There’s an ongoing debate over the role of permission in sending marketing email to customers you have a pre-existing business relationship with. Although in recent years opt-in list building practices have clearly been on the rise, there is still no clear legal mandate for opt-in as a standard email marketing practice in the US and many countries.
Unless you overhear a conversation about porn spam, the words “email” and “sexy” don’t get used in the same sentence very often. Email, the loyal silent workhorse of social media, steadfast driver of e-commerce, overshadowed stepsister of search, is more often likened to Martha Stewart – reliable, conservative and past her prime – than Angelina Jolie – slinky, seductive, and unpredictable – although both have built sizable empires of wealth and influence. That is, until now. Oh yeah, we’re finally bringing sexy back to email marketing.

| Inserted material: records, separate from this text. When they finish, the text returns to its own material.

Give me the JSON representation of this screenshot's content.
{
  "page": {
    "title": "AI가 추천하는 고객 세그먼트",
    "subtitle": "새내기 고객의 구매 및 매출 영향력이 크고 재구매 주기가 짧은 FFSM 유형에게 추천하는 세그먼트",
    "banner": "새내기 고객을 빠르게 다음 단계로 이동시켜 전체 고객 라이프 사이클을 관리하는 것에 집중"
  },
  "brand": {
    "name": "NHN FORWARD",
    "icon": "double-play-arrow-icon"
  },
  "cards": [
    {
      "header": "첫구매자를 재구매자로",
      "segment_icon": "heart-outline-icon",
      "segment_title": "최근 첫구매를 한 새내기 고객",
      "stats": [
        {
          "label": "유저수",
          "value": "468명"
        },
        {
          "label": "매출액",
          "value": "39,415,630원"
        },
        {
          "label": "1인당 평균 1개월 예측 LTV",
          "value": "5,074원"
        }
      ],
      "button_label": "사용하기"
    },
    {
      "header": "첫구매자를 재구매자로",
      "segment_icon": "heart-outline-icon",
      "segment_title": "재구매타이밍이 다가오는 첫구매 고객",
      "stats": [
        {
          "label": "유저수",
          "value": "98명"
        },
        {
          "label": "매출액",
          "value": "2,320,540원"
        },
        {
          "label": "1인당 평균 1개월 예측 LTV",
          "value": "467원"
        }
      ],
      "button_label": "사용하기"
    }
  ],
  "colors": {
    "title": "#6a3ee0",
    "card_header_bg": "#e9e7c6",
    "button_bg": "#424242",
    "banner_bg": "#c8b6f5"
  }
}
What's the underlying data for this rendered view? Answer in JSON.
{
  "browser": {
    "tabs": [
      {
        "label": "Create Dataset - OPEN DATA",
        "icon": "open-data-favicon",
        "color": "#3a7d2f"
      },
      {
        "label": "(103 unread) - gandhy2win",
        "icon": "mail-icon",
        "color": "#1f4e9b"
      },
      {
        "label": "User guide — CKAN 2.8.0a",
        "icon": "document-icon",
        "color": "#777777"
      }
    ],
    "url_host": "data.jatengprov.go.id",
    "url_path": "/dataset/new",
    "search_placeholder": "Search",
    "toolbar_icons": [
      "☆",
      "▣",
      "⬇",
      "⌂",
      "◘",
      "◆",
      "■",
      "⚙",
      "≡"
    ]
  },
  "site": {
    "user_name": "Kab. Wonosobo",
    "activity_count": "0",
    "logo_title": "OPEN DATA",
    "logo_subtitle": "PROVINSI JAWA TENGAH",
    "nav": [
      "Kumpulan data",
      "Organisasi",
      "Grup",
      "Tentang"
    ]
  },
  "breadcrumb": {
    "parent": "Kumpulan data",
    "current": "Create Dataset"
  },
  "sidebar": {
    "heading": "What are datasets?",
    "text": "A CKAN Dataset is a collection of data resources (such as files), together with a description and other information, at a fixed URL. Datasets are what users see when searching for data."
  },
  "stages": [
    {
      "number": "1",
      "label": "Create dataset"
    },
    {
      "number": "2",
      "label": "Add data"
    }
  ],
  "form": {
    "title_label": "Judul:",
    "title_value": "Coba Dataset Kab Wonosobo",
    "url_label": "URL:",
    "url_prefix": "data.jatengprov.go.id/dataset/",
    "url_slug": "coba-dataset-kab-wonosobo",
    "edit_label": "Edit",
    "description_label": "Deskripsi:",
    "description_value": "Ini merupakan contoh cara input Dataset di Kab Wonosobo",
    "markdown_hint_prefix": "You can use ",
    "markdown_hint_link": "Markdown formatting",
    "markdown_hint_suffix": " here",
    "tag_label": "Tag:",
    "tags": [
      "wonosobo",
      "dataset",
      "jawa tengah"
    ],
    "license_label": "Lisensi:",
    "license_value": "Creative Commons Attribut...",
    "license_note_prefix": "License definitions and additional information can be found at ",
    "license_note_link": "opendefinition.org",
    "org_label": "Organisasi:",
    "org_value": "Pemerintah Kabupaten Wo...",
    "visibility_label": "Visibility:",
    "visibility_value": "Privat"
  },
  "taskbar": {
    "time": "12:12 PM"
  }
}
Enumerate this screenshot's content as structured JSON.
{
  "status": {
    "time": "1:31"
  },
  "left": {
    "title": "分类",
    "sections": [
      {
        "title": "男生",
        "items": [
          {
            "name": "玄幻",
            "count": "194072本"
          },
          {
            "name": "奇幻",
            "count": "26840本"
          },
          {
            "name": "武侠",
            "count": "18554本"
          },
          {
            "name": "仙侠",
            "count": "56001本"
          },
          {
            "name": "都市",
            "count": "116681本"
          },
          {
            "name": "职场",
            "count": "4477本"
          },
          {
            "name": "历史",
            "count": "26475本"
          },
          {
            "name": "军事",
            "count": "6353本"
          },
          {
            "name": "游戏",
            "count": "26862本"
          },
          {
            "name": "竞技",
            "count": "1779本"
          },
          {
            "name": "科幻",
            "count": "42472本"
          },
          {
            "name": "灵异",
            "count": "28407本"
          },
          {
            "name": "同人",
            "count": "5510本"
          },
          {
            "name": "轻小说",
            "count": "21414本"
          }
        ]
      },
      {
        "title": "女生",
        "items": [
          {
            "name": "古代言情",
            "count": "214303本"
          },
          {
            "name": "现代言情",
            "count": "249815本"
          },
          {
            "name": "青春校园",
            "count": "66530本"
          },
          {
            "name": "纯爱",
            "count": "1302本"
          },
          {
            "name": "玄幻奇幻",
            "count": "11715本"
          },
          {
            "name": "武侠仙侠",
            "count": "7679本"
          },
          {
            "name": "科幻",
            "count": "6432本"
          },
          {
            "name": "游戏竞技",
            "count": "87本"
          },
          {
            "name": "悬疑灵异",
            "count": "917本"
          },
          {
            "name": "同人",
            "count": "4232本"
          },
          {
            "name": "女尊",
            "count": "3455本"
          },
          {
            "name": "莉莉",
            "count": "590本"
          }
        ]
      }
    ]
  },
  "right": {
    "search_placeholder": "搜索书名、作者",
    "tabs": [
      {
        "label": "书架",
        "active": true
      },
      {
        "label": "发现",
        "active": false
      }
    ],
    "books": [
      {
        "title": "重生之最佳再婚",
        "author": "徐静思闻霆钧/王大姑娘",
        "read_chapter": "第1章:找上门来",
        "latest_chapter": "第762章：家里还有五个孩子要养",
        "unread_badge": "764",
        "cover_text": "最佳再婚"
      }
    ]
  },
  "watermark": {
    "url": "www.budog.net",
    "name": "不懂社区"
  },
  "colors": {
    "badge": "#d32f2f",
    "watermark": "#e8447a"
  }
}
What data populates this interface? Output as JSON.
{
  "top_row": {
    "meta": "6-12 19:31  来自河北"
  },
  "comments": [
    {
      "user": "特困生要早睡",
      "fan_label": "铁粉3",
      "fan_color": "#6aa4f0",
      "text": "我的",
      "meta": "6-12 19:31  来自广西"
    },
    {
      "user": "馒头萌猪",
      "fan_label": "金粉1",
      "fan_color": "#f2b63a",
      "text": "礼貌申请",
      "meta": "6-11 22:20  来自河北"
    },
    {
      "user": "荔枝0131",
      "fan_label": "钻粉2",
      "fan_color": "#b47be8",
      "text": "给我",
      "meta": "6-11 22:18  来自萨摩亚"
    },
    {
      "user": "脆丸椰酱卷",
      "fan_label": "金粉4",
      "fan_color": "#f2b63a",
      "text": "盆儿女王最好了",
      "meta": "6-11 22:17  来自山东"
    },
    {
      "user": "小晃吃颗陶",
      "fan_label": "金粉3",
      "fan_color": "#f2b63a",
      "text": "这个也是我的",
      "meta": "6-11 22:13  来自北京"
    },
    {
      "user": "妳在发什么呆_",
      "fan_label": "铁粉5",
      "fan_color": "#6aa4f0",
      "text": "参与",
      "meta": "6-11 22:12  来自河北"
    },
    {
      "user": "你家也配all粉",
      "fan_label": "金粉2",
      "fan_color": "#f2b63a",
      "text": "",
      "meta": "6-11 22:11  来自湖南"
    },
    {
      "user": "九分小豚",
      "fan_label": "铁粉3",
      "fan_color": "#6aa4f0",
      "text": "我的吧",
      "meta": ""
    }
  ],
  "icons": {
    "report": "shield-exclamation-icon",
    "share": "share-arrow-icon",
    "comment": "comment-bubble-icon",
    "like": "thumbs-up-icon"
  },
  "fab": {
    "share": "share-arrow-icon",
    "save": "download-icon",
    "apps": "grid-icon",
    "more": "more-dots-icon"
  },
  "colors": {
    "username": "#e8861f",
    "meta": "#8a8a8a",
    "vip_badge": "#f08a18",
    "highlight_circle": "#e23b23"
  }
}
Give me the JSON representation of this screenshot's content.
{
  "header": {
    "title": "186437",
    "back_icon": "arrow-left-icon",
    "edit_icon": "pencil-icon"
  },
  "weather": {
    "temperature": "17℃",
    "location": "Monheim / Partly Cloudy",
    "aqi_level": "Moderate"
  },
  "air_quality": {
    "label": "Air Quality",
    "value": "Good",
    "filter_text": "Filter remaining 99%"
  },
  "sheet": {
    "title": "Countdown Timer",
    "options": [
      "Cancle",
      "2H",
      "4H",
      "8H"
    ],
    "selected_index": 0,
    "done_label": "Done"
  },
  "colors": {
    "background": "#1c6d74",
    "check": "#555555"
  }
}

There’s a heated debate in email marketing over what to do with inactive subscribers and whether or not they can seriously harm a sender’s reputation, deliverability and response enough to justify no longer emailing them. The passion on both sides of this issue – the potential harmful downside of continuing to mail “inactives” juxtaposed with the potential helpful upside of keeping them on your list – makes this argument one worth taking a closer look at.
Given that all things Internet seem to move at the speed of light and come or go overnight, it’s fairly impressive to see commercial email marketing approaching its fifteenth birthday. I remember first becoming involved in email in 1999 and being impressed then with what was creatively and technically possible – even though dial-up Internet connections still outnumbered broadband! Although anti-spam software and abuse-prevention delivery rules have often thwarted the channel’s technical capabilities (even since its early years - video in email was possible in 2000), there is no excuse to still be mailing like it’s 1999.